But you did a great job anyway, Roy. And I'm sorry about not getting over for that popup. You see, I had just booted one, and I didn't want to embarrass myself again in front of all the cameras.
Camper, '83 All-Stars
As a player, Julius Erving is all class, but I was even more impressed by what he said in Bruce Newman's article on the 76ers (This May Be One for the Books, Feb. 28): "I don't feel incomplete or inadequate in any way because I haven't won an NBA championship. I don't lie awake nights and think about it. I know I've given my best to the public, and the rest is really out of my hands. I can accept that."
What refreshing, mature and reasonable words regarding winning and losing. Perhaps the Julius Erving School of Thought will overtake the Vince Lombardi School. Coming as they do from such an outstanding man and athlete, these words carry considerable weight. Who knows? Perhaps they will one day be recited at all Little League banquets, youth soccer matches. Pop Warner games and even collegiate and pro contests. "I haven't won. I've given my best. I can accept that." If Dr. J can accept it, maybe we all can.
Bruce Newman's article on the 76ers was magnificent. I was glad to see that Maurice Cheeks got some deserved recognition. However, you published three pictures of the Sixers in action against the Houston Rockets, and in each a Sixer is shown passing (Andrew Toney), blocking (Bobby Jones) or driving (Cheeks) against former 76er Caldwell Jones. Anything against Jones?
•Nope, he just happened to be there when we clicked the shutter.—ED.
SI's coverage of the NBA has improved recently, as is evidenced by articles in your Feb. 21 and Feb. 28 issues. However, your mathematical aptitude is declining. If the Boston Celtics have sold out more than 100 straight games at 15,320 in the Boston Garden, please explain to me how the Sixers' average of 15,229 per game could be the league-leading attendance. Is this what they mean by the new math?
Franklin Square, N.Y.
•Not quite. The Celtics have played two of their home games in the Hartford Civic Center Arena, where they drew only 11,762 against the Pistons on Nov. 30 and 12,742 against the Bulls on Jan 31. Thus Boston's average attendance figure was 15,101 at week's end, less than the Sixers' 15,311, and now also less than that of the Lakers, who had taken over the league lead at 15,345.—ED.
Bravo! Within the span of three weeks, SI has masterfully covered two subjects that I can really get excited about—beautiful women in bikinis and indoor soccer. Frank Deford's fine article on the MISL (Show, Sex and Suburbs, Feb. 28) summed up the joy and frustration of being a fan of indoor soccer: the joy of seeing cities like Baltimore, Kansas City and St. Louis fall in love with their teams and support them wildly, and the frustration of seeing the sport founder in other cities and, so far, on the national level.

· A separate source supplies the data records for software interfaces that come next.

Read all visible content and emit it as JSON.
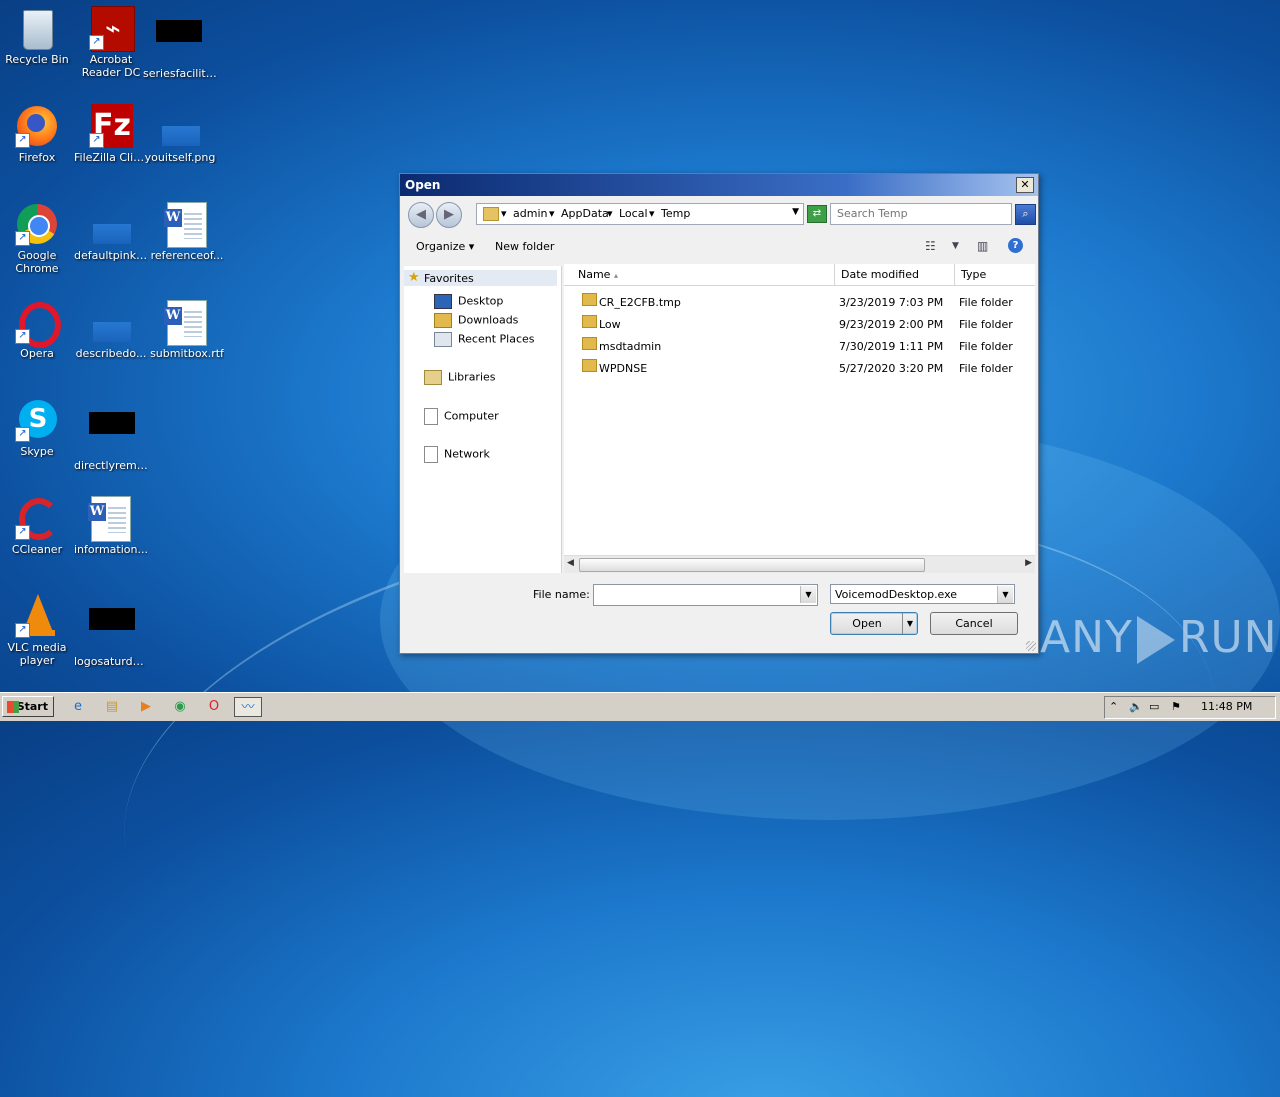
{
  "desktop": {
    "icons": [
      {
        "label": "Recycle Bin",
        "icon": "recycle-bin-icon"
      },
      {
        "label": "Acrobat Reader DC",
        "label1": "Acrobat",
        "label2": "Reader DC",
        "icon": "acrobat-icon"
      },
      {
        "label": "seriesfaciliti...",
        "icon": "file-icon"
      },
      {
        "label": "Firefox",
        "icon": "firefox-icon"
      },
      {
        "label": "FileZilla Client",
        "icon": "filezilla-icon"
      },
      {
        "label": "youitself.png",
        "icon": "image-file-icon"
      },
      {
        "label": "Google Chrome",
        "label1": "Google",
        "label2": "Chrome",
        "icon": "chrome-icon"
      },
      {
        "label": "defaultpink....",
        "icon": "file-icon"
      },
      {
        "label": "referenceof...",
        "icon": "word-doc-icon"
      },
      {
        "label": "Opera",
        "icon": "opera-icon"
      },
      {
        "label": "describedo...",
        "icon": "file-icon"
      },
      {
        "label": "submitbox.rtf",
        "icon": "word-doc-icon"
      },
      {
        "label": "Skype",
        "icon": "skype-icon"
      },
      {
        "label": "directlyremo...",
        "icon": "file-icon"
      },
      {
        "label": "CCleaner",
        "icon": "ccleaner-icon"
      },
      {
        "label": "information...",
        "icon": "word-doc-icon"
      },
      {
        "label": "VLC media player",
        "label1": "VLC media",
        "label2": "player",
        "icon": "vlc-icon"
      },
      {
        "label": "logosaturda...",
        "icon": "file-icon"
      }
    ]
  },
  "dialog": {
    "title": "Open",
    "address": {
      "crumbs": [
        "admin",
        "AppData",
        "Local",
        "Temp"
      ]
    },
    "search": {
      "placeholder": "Search Temp"
    },
    "toolbar": {
      "organize": "Organize",
      "new_folder": "New folder"
    },
    "nav": {
      "favorites": "Favorites",
      "desktop": "Desktop",
      "downloads": "Downloads",
      "recent": "Recent Places",
      "libraries": "Libraries",
      "computer": "Computer",
      "network": "Network"
    },
    "columns": {
      "name": "Name",
      "date": "Date modified",
      "type": "Type"
    },
    "files": [
      {
        "name": "CR_E2CFB.tmp",
        "date": "3/23/2019 7:03 PM",
        "type": "File folder"
      },
      {
        "name": "Low",
        "date": "9/23/2019 2:00 PM",
        "type": "File folder"
      },
      {
        "name": "msdtadmin",
        "date": "7/30/2019 1:11 PM",
        "type": "File folder"
      },
      {
        "name": "WPDNSE",
        "date": "5/27/2020 3:20 PM",
        "type": "File folder"
      }
    ],
    "file_name_label": "File name:",
    "file_name_value": "",
    "file_type_value": "VoicemodDesktop.exe",
    "open_label": "Open",
    "cancel_label": "Cancel"
  },
  "watermark": {
    "left": "ANY",
    "right": "RUN"
  },
  "taskbar": {
    "start_label": "Start",
    "clock": "11:48 PM"
  }
}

I hope that people like Earl Foreman and the Leiwekes do not give up. Someday, when people are tired of real or threatened strikes by so-called professionals in other big league sports, they'll wise up and make the MISL truly major on the American sports scene.
Thank you, SI! For the past four years, as I have traveled around the country on business, I have tried to introduce as many sports fans as possible to the wonders of MISL soccer. Now, in one fell swoop you have done the deed. Perhaps this will further the growth of the most exciting, enjoyable and sensible of winter pastimes. Long live the MISL!
Creve Coeur, Mo.